We are then told that Waitrose launched its 'lettuce wrap - costing £3.50" last year, even amid economic turmoil. The article says "consumers mostly shop for FTG on auto-pilot and with an average budget of less than £3. But it's a common misconception that cash-strapped consumers always take the safe option. We believe they want to be inspired, regardless of budget."
I don't think so. Inspired possibly, but always within our budget, not regardless. Anyway who wants to pay over £3 for a lettuce 'wrap'? We can make our own wonderful packed lunches for half (or even a quarter) of that. So hope we all do.

Time left for only one more from the mag. This to do with Booth's (the North West family owned chain). They have instructed their buyers to find forgotten foods so we can get them back onto our plates. So we may well be seeing such delights as Lyth Valley damsons, Formby asparagus, double curd Lancashire cheese, and true York ham in their stores in the future.
As they say "slowly but surely, one product at a time, marvellous foods that are part of our food culture are being revived.

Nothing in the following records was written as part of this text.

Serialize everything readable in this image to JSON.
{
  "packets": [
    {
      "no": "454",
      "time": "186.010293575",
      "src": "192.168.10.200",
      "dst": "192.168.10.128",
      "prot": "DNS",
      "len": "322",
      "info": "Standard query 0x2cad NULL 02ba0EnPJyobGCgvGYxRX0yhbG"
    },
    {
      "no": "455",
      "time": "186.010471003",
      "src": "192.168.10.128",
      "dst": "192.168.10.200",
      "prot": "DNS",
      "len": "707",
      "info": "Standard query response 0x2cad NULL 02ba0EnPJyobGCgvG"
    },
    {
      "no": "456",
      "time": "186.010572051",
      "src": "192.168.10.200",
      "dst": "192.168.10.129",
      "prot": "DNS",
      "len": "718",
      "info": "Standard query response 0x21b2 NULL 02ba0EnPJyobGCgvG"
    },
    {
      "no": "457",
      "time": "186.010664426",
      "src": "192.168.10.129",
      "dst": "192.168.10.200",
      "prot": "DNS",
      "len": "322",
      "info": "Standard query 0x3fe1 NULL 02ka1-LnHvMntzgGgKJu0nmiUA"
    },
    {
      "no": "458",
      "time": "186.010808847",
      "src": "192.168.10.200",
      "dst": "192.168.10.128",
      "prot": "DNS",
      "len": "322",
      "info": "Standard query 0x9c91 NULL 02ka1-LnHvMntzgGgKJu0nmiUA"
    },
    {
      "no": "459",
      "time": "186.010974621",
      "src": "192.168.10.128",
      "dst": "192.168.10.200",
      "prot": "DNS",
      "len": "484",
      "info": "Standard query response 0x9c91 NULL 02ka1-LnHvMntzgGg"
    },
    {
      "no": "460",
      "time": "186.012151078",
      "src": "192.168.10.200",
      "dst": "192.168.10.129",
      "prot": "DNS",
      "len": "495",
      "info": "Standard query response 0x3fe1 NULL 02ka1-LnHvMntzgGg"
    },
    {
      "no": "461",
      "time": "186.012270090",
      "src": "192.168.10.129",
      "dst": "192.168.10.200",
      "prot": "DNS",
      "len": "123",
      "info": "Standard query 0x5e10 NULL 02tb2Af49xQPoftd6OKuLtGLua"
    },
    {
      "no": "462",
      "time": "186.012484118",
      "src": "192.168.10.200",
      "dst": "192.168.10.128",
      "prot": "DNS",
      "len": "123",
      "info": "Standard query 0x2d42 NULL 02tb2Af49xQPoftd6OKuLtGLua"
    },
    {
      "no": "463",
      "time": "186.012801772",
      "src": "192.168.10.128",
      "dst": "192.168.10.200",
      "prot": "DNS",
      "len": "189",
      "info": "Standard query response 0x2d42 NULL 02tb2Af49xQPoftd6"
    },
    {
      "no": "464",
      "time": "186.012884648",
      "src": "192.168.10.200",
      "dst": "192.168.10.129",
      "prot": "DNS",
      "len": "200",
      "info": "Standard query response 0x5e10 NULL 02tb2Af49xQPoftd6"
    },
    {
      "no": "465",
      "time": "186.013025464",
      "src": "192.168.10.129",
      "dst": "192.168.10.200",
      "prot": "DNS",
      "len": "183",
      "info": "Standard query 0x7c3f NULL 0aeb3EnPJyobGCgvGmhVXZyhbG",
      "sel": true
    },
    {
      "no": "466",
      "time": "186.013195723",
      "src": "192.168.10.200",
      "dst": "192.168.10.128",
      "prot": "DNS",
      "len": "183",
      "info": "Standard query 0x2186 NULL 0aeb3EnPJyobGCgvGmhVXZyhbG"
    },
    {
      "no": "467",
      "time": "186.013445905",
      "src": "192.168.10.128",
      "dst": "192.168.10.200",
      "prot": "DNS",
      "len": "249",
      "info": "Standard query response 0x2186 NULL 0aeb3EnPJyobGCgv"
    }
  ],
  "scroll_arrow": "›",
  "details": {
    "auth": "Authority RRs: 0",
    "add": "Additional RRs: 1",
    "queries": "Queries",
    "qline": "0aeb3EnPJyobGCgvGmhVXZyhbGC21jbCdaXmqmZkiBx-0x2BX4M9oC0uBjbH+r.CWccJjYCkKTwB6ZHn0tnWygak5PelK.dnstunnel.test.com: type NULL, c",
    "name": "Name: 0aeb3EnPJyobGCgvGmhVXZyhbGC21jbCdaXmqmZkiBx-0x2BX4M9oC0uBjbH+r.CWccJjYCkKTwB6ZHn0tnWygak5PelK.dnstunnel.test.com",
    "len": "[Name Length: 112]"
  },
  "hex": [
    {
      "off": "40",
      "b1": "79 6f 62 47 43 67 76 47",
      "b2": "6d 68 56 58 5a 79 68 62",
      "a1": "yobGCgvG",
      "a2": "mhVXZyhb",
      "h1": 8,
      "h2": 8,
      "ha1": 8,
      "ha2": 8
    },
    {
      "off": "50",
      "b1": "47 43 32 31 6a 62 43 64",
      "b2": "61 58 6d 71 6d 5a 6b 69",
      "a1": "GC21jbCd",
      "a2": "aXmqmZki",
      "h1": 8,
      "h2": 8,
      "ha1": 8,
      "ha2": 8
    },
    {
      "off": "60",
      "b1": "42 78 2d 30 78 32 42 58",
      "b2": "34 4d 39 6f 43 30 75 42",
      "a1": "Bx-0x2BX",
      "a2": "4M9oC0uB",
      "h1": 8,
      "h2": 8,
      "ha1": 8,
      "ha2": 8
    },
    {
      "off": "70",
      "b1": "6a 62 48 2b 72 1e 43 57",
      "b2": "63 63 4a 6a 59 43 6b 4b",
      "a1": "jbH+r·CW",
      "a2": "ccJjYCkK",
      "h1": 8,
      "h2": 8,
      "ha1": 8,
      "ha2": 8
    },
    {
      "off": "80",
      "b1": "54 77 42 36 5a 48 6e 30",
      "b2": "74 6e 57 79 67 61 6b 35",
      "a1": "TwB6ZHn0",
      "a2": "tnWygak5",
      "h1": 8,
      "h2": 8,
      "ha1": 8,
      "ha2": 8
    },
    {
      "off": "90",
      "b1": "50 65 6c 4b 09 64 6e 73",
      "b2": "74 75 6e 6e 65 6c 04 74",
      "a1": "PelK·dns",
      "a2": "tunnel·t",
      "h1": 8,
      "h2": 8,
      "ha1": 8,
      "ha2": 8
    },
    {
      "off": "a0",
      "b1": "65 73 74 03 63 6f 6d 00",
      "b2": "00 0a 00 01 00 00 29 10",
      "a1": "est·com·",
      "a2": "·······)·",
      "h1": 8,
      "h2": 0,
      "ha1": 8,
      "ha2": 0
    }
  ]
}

If we don't eat them and celebrated them, we'll lose them".
Just let us hope we can still afford them.

Sorry this is a shorter blog, but - as ever - got up late due to my wish to continue dreaming. Better publish now so you have something to read this morning. In any case need some of the morning left for my own culinary activities.

Was amazed to see photos in the paper of how Britain is almost halted by the snow. We still haven't had any. Black ice being the worst and this for only one day (Eileen fell foul to it).
Staying indoors, other than feeling cold when the c.h. isn't on, one day is much like the other.
At least most of us can stay indoors today as it is the weekend (unless of course going to church, and not a lot of people do that these days it seems with congregations of only a handful in some places). Wherever you are, whatever you do, make sure you enjoy it. TTFN.